WHAT NEEDS TO BE DONE: Where does the string "AVENIR" appear? Copy every line of the entries below that holds it.

[Component data from apps and pages]
------------------------------------------------------------

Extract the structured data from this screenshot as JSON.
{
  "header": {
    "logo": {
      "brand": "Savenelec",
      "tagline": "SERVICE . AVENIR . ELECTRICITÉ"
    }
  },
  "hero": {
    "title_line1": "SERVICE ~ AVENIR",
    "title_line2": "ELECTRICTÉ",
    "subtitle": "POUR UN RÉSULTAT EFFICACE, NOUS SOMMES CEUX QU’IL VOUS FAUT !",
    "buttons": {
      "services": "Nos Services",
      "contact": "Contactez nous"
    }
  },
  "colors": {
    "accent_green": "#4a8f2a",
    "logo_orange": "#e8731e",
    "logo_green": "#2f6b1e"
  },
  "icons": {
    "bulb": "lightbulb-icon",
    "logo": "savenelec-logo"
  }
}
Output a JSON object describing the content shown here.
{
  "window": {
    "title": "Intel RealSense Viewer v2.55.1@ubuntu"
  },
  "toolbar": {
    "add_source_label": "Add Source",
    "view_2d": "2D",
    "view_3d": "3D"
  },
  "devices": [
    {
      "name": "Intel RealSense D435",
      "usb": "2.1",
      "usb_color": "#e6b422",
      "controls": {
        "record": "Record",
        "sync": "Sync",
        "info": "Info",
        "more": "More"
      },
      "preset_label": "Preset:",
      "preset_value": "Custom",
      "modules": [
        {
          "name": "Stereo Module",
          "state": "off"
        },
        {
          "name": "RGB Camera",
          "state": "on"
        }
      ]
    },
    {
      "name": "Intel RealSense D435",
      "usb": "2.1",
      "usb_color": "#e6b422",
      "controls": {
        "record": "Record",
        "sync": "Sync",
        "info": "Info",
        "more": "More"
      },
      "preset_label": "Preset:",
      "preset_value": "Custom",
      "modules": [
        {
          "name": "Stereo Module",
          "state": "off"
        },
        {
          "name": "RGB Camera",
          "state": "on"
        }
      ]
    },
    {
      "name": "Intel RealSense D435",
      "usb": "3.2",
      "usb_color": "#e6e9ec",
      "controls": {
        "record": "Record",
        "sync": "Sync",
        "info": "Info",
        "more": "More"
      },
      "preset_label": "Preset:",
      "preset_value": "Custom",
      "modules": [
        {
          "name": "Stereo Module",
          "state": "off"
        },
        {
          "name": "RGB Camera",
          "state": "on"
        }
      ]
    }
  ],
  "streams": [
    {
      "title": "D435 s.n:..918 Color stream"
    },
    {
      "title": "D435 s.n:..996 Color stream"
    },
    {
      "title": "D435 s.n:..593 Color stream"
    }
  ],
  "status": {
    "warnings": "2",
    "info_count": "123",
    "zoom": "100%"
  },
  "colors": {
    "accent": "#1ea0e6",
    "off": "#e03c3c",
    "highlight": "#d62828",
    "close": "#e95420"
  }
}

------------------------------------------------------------

FINISHED EXERCISE:
      "tagline": "SERVICE . AVENIR . ELECTRICITÉ"
    "title_line1": "SERVICE ~ AVENIR",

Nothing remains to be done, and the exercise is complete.